──────── Supplied material ────────

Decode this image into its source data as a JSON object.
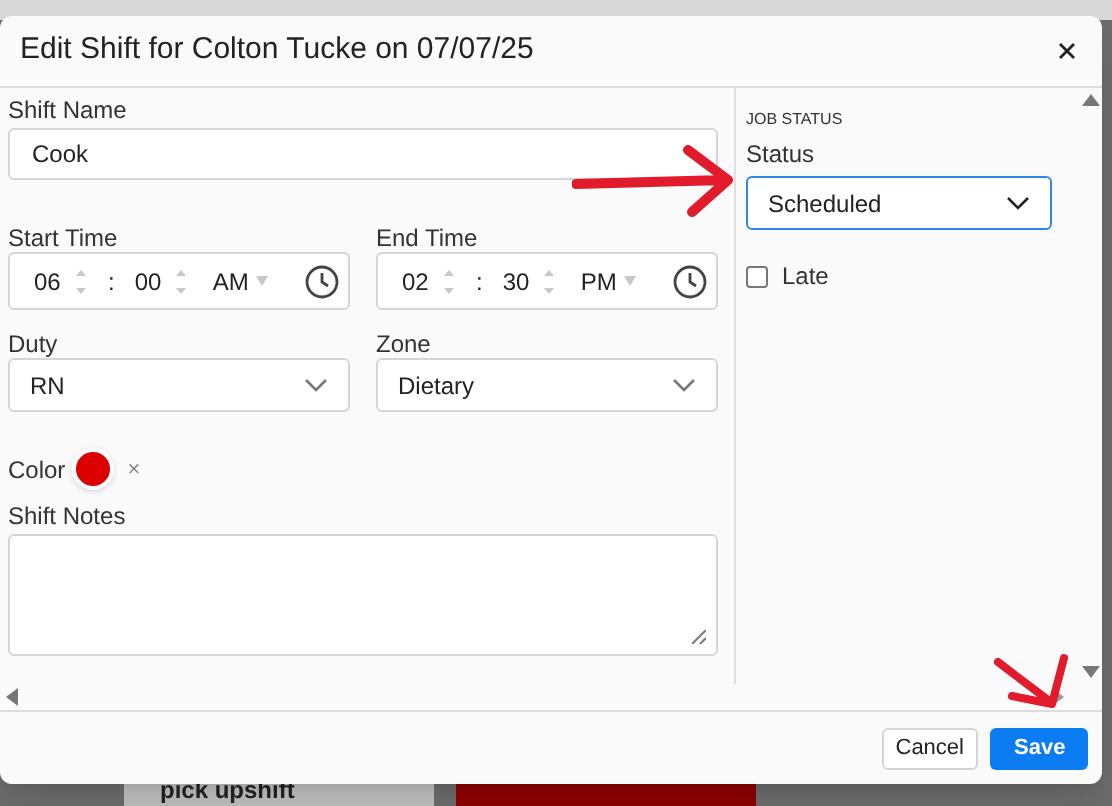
{
  "background": {
    "card_text": "pick upshift"
  },
  "dialog": {
    "title": "Edit Shift for Colton Tucke on 07/07/25",
    "shift_name": {
      "label": "Shift Name",
      "value": "Cook"
    },
    "times": [
      {
        "label": "Start Time",
        "hour": "06",
        "separator": ":",
        "minute": "00",
        "period": "AM"
      },
      {
        "label": "End Time",
        "hour": "02",
        "separator": ":",
        "minute": "30",
        "period": "PM"
      }
    ],
    "selects": [
      {
        "label": "Duty",
        "value": "RN"
      },
      {
        "label": "Zone",
        "value": "Dietary"
      }
    ],
    "color": {
      "label": "Color",
      "color": "#dd0000",
      "clear": "×"
    },
    "notes": {
      "label": "Shift Notes"
    },
    "job_status": {
      "heading": "JOB STATUS",
      "status_label": "Status",
      "status_value": "Scheduled",
      "status_focused": true,
      "late": {
        "label": "Late",
        "checked": false
      }
    },
    "buttons": [
      {
        "label": "Cancel",
        "kind": "secondary"
      },
      {
        "label": "Save",
        "kind": "primary"
      }
    ]
  }
}
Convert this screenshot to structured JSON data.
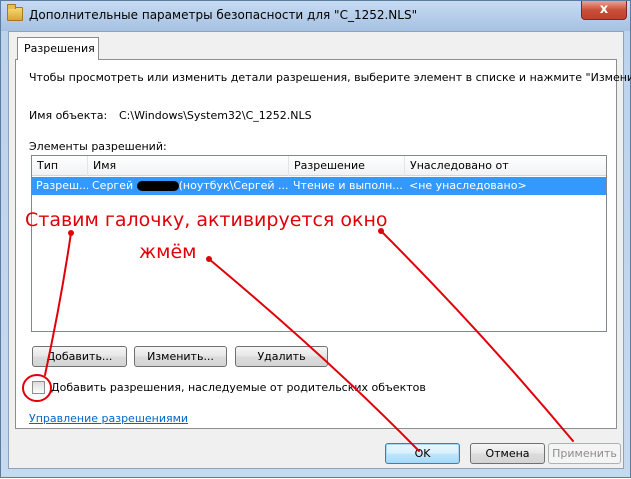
{
  "window": {
    "title": "Дополнительные параметры безопасности  для \"C_1252.NLS\"",
    "close_glyph": "x"
  },
  "tabs": [
    {
      "label": "Разрешения"
    }
  ],
  "panel": {
    "instruction": "Чтобы просмотреть или изменить детали разрешения, выберите элемент в списке и нажмите \"Изменить\".",
    "object_name_label": "Имя объекта:",
    "object_name_value": "C:\\Windows\\System32\\C_1252.NLS",
    "entries_label": "Элементы разрешений:"
  },
  "table": {
    "columns": [
      "Тип",
      "Имя",
      "Разрешение",
      "Унаследовано от"
    ],
    "rows": [
      {
        "type": "Разреш...",
        "name_prefix": "Сергей ",
        "name_suffix": "(ноутбук\\Сергей ...",
        "permission": "Чтение и выполн...",
        "inherited": "<не унаследовано>",
        "selected": true
      }
    ]
  },
  "buttons": {
    "add": "Добавить...",
    "edit": "Изменить...",
    "remove": "Удалить",
    "ok": "OK",
    "cancel": "Отмена",
    "apply": "Применить"
  },
  "inherit_checkbox": {
    "label": "Добавить разрешения, наследуемые от родительских объектов",
    "checked": false
  },
  "manage_link": "Управление разрешениями",
  "annotations": {
    "line1": "Ставим галочку, активируется окно",
    "line2": "жмём"
  },
  "colors": {
    "selection": "#3399ff",
    "annotation": "#e1000a",
    "link": "#0066cc"
  }
}
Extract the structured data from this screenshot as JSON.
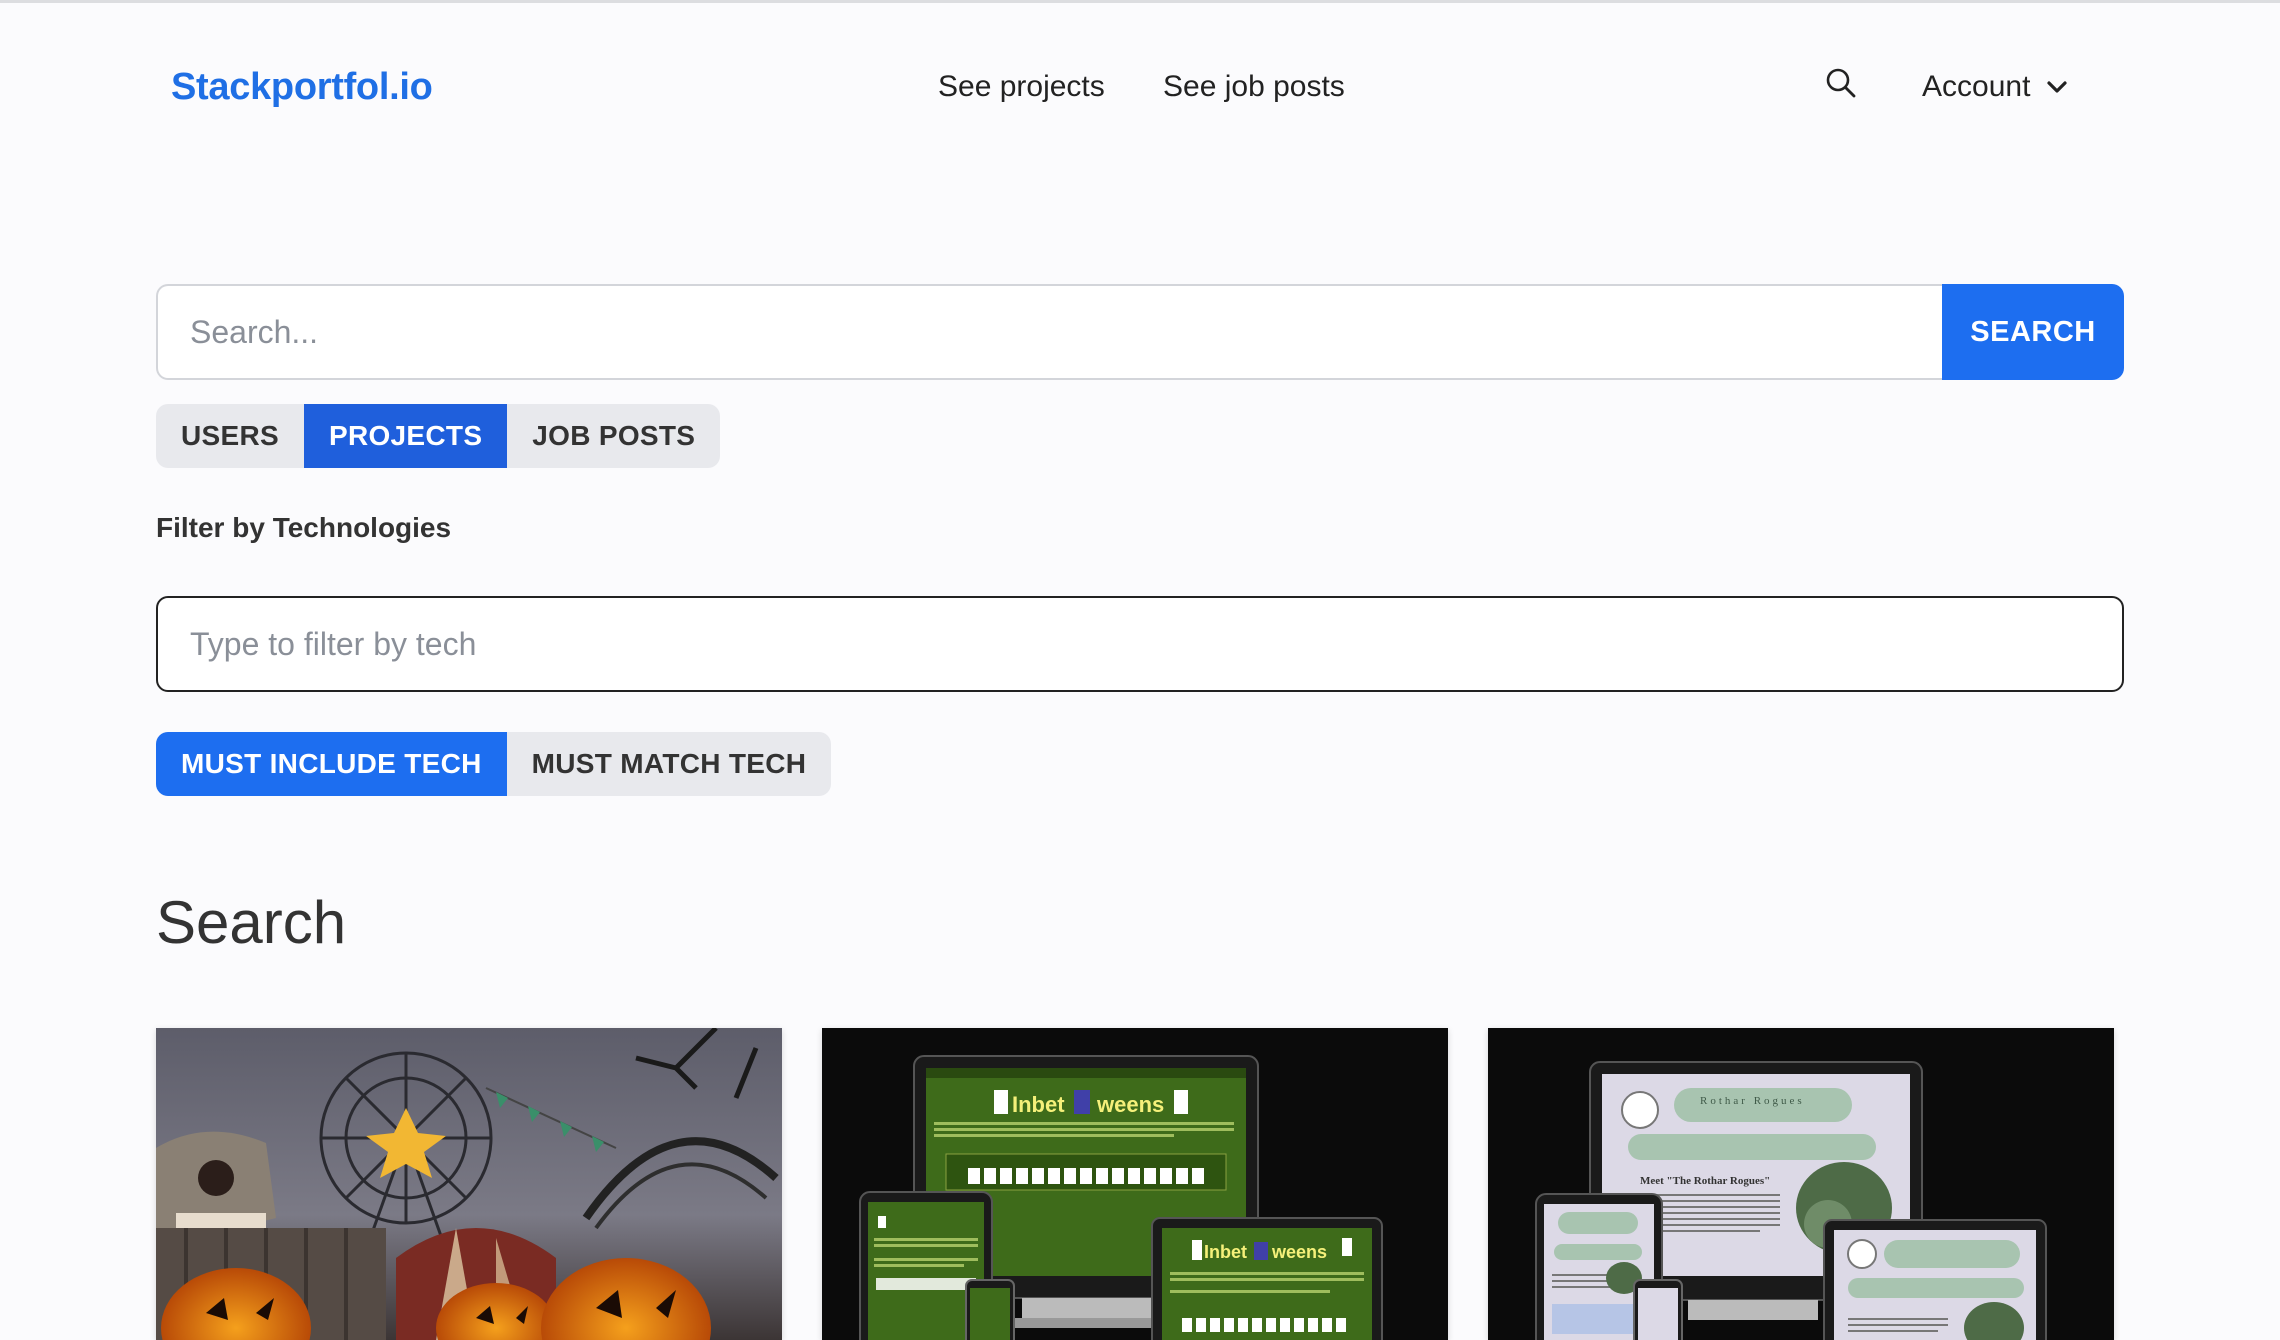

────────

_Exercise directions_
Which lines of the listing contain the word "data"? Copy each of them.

_Written answer_
Decode this image into its source data as a JSON object.
Convert this screenshot to structured JSON data.
Extract the structured data from this screenshot as JSON.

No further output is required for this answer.